I was intrigued by the research presentations and wanted to get involved in my own research projects. I realized that summer was a great time to engage in research. I’ve participated in two Research Experience for Undergraduates (REU) programs. These programs, funded by the National Science Foundation, hire students each summer to work on a research project at a college or university. One summer, I worked at the Bard College REU on an applied machine learning project.
The following summer, I was at the University of North Carolina at Greensboro’s REU, performing combinatorics research. These REUs were my first experiences in a real job situation, so I set up accommodations for myself. At Bard College, they hired sign language interpreters who came to campus when students or faculty gave research presentations. Unfortunately, interpreting a technical talk is a very difficult task because of the technical jargon and the need for specificity. So, while I was at Greensboro, I decided to rely entirely on a frequency modulation (FM) system, which amplifies the instructor into a speaker just for me to hear.
I am now a first-year computer science PhD student at the University of California, Berkeley. I am working with Professor John Canny on machine learning and human-computer interaction research.
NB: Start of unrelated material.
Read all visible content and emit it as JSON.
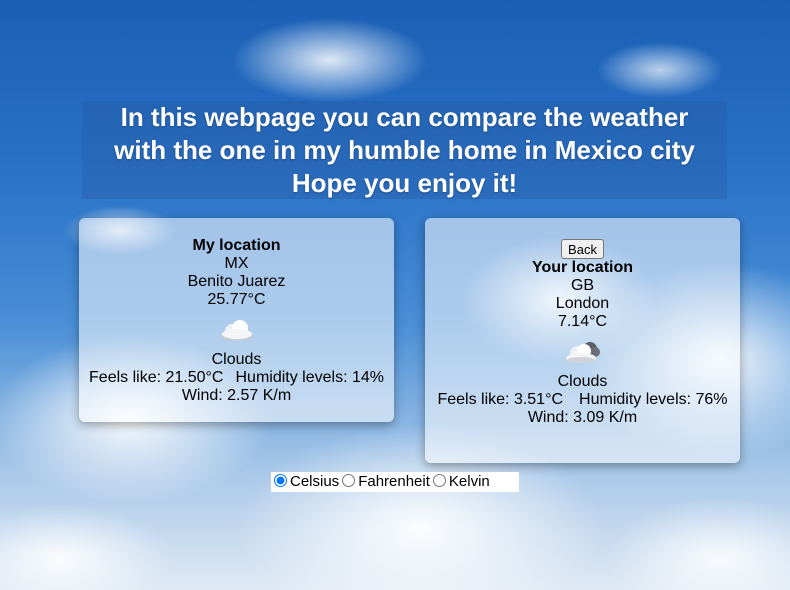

I expect to stay at Berkeley for at least six years to form a strong research record before going out on the job market. My career goals are to become either a professor or a research scientist.
In retrospect, I am surprised at my life’s journey so far, as I had long viewed myself as a future doctor or lawyer. It was not until after I had attended AccessComputing’s Summer Academy that I seriously considered a career in computer science. Every now and then, I think about how unbelievable it is that I got to where I am today. My journey into the world of computer science would not have been possible without all the help and support I’ve received in my years of school. My support network includes all my interpreters, my note-takers, deaf teachers and assistants, AccessComputing, and of course, my parents. From elementary, middle, and high school at Guilderland, to four years at Williams, and now at Berkeley, they have remained my strongest supporters.